**Work to complete**
Your answer needs to include each line of the records in which the string "keypad" can be found.

**Listed records**
'''

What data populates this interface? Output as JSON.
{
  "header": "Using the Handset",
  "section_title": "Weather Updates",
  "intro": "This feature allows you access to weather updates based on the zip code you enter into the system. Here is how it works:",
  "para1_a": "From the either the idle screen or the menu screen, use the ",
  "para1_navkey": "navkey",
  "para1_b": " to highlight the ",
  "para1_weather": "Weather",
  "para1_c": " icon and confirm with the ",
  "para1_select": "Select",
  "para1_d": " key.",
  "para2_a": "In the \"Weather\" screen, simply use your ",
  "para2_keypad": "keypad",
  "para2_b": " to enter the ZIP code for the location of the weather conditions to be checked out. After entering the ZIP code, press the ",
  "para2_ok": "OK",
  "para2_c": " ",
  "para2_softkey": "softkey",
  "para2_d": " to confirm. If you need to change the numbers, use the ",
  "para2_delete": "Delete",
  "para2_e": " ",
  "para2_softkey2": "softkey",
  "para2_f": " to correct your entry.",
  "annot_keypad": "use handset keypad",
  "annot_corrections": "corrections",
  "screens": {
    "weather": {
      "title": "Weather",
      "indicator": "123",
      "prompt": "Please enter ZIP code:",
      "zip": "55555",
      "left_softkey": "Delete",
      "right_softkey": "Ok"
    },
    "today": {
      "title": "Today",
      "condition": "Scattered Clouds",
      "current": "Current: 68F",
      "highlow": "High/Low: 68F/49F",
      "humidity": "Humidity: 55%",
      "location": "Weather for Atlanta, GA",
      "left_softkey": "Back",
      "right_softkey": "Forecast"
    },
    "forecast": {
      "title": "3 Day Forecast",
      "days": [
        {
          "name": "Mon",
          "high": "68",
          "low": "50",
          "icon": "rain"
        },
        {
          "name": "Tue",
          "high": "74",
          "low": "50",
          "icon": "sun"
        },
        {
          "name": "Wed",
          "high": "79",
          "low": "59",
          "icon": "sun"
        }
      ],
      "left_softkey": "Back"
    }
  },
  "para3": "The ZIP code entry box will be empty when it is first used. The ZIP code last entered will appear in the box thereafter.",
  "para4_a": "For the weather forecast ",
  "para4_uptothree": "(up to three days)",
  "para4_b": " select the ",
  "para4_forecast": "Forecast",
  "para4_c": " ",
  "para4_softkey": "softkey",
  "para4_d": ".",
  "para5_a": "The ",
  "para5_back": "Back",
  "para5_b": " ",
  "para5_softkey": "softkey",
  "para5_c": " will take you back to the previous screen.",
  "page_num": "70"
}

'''

**Answer for the task**
  "para2_keypad": "keypad",
  "annot_keypad": "use handset keypad",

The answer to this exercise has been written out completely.